9. Grounds taken in the appeal are not worth acceptance. It has been urged that there was inordinate delay in lodging the FIR. The delay was bound to occur as the FIR was filed after return of the prosecutrix from Jaipur after one and a half years remaining under the ordain of the accused/appellant. An FIR had been lodged just after disappearance of the prosecutrix on 5.6.1986 but the said case stood closed.
10. The issue of not having physical injury marks of any nature on the body of the prosecutrix is irrelevant and not worth taking into consideration for the simple reason that the accused had raped the prosecutrix immediately after taking her away to Jaipur. She was examined after one and a half years from the date of abduction and rape. She had been forced to indulge in prostitution during this period. Therefore, the prosecutrix had become habitual to sexual intercourse. In such a fact-situation, question of having any physical injury marks would not arise.
11. Undoubtedly, the prosecutrix had been taken away from the lawful custody of her parents by the appellant Fateh Chand to the place of his mother-in-law at Jaipur and she had been subjected to rape by him and was coerced to indulge in prostitution. Thus, the case certainly boarded on trafficking of women. There had been intervening factors specially the recovery of the dead body identified to be that of the prosicutrix had stalled the immediate search of the prosecutrix and thus, no attempt was made to trace her out. She had been taken deceitfully. As she had remained under the constant threat and coercion, she could not share her agony to any person who could help her. Thus, there is nothing on record to show that prosecution could not prove the case against the appellant beyond reasonable doubt for the offences punishable under Section 366/376 IPC.

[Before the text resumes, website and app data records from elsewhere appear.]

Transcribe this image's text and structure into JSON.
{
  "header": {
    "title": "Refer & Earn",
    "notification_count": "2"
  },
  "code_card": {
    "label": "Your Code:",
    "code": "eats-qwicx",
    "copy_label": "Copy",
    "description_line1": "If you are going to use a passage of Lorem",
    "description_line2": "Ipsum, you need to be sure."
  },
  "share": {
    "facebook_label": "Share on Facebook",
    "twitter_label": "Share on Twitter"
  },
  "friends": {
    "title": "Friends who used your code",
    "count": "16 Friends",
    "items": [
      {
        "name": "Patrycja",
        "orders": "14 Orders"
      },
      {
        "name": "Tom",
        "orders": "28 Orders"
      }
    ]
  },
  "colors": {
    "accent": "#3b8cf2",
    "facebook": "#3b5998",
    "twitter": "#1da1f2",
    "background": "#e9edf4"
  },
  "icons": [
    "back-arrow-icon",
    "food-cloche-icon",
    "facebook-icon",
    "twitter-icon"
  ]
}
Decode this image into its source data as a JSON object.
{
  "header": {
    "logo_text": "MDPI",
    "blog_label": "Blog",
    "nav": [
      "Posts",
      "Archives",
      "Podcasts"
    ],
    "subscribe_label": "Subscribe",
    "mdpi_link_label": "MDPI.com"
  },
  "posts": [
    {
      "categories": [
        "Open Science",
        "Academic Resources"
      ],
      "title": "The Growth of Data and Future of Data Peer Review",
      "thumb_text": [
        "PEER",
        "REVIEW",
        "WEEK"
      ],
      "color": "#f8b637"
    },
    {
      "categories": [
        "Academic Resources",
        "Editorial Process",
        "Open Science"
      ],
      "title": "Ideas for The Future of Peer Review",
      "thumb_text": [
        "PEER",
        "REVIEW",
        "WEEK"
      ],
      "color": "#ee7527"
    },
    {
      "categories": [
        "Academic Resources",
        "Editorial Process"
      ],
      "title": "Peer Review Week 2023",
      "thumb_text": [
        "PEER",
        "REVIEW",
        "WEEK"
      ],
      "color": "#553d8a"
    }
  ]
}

12. In view of the above, we do not see any merit in this appeal and the same is, accordingly, dismissed. Appellant is on bail. His bail bonds and surety bonds stand cancelled. He be taken into custody forthwith to undergo the remaining part of the sentence.